The lines above were written a few months ago by a young woman named Jessie, 32, from New Jersey, upon returning from her Birthright Israel trip. Her words of gratitude are all the more poignant because she almost didn’t get to experience what the program’s co-founder, Charles Bronfman, once referred to as “one of the most successful education projects in Jewish history.” For Birthright Israel’s first 18 years, this “gift from one generation to the next” was available only to young Jewish adults between the ages of 18 and 26. It was only this year that this life-changing experience was opened up to a limited number of 27 to 32-year-olds.
This young lady just happened to be one of the lucky few.
In late June, my wife, Robyn, and I traveled to Israel as part of a national mission celebrating Birthright Israel’s 18th anniversary.
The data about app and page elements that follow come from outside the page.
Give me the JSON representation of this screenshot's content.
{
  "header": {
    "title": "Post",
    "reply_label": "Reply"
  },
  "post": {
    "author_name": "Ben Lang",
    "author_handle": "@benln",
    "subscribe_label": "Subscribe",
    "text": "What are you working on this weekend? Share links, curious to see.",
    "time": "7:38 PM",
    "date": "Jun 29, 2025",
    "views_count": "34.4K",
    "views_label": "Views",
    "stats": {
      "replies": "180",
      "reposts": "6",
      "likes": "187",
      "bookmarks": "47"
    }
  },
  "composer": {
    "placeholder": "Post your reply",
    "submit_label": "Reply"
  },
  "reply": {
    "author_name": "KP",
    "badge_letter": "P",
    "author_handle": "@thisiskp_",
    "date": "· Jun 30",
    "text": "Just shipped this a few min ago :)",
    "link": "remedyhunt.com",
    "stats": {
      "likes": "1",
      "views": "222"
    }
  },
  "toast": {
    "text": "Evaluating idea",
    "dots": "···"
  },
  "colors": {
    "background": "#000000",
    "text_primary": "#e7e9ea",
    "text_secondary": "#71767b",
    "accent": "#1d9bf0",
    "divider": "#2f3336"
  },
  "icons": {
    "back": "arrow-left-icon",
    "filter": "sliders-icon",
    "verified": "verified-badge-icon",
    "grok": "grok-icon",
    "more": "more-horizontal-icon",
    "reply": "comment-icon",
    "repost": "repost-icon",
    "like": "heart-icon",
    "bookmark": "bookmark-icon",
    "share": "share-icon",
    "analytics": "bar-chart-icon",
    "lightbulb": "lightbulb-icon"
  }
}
Of all the many profound and meaningful experiences we had on this trip, one of the most special wasn’t on our group’s itinerary. This young lady, Jessie, had been so moved by her experience that she decided to come back to Israel only about two months after her trip, but this time, she returned with her mother and grandfather, neither of whom had ever been to Israel. She needed to show them the country that she had fallen in love with. Realizing we were all going to be in Israel at the same time, we arranged to meet up in Jerusalem. People I had never met before instantly became family as we shared hugs and stories. A very special moment, indeed.
The idea that others like Jessie might not ever have the opportunity to participate in Birthright Israel motivates me every day. It literally breaks my heart to think that even one young person might not get to see what Jessie saw, or to feel what she felt. It remains one of the great honors of my life to be part of this remarkable family of professionals and lay leaders who do the work necessary to provide this experience to tens of thousands of young Jewish adults each year and connect them to Israel and to our rich Jewish traditions, history and culture.
As we begin a new year, my wish for each member of the wonderful and vibrant Atlanta Jewish community is that they find their own way to connect, to be part of something bigger than themselves, and to feel, in Jessie’s poetic words, “a rush of loving purpose.”
Wishing everyone a Shana tovah umetukah.